◆ Your assignment
Bring together all lines from the listing below that contain the string "Page".

◆ Extracted material
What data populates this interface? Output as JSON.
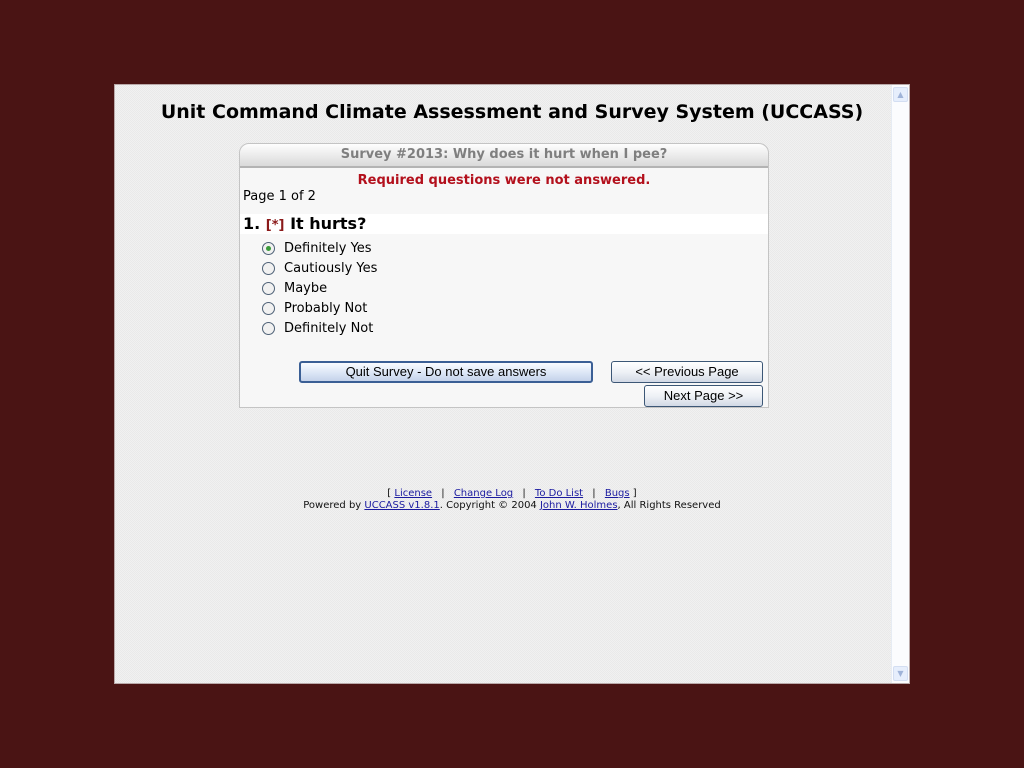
{
  "app": {
    "title": "Unit Command Climate Assessment and Survey System (UCCASS)"
  },
  "survey": {
    "header": "Survey #2013: Why does it hurt when I pee?",
    "error_message": "Required questions were not answered.",
    "page_indicator": "Page 1 of 2",
    "question": {
      "number": "1.",
      "required_mark": "[*]",
      "text": "It hurts?",
      "options": [
        {
          "label": "Definitely Yes",
          "selected": true
        },
        {
          "label": "Cautiously Yes",
          "selected": false
        },
        {
          "label": "Maybe",
          "selected": false
        },
        {
          "label": "Probably Not",
          "selected": false
        },
        {
          "label": "Definitely Not",
          "selected": false
        }
      ]
    },
    "buttons": {
      "quit": "Quit Survey - Do not save answers",
      "previous": "<< Previous Page",
      "next": "Next Page >>"
    }
  },
  "footer": {
    "open_bracket": "[",
    "close_bracket": "]",
    "separator": "|",
    "links": [
      "License",
      "Change Log",
      "To Do List",
      "Bugs"
    ],
    "powered_by": "Powered by ",
    "product_link": "UCCASS v1.8.1",
    "copyright": ". Copyright © 2004 ",
    "author_link": "John W. Holmes",
    "rights": ", All Rights Reserved"
  },
  "scrollbar": {
    "up_icon": "▲",
    "down_icon": "▼"
  }
}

◆ Task result
    "page_indicator": "Page 1 of 2",
      "previous": "<< Previous Page",
      "next": "Next Page >>"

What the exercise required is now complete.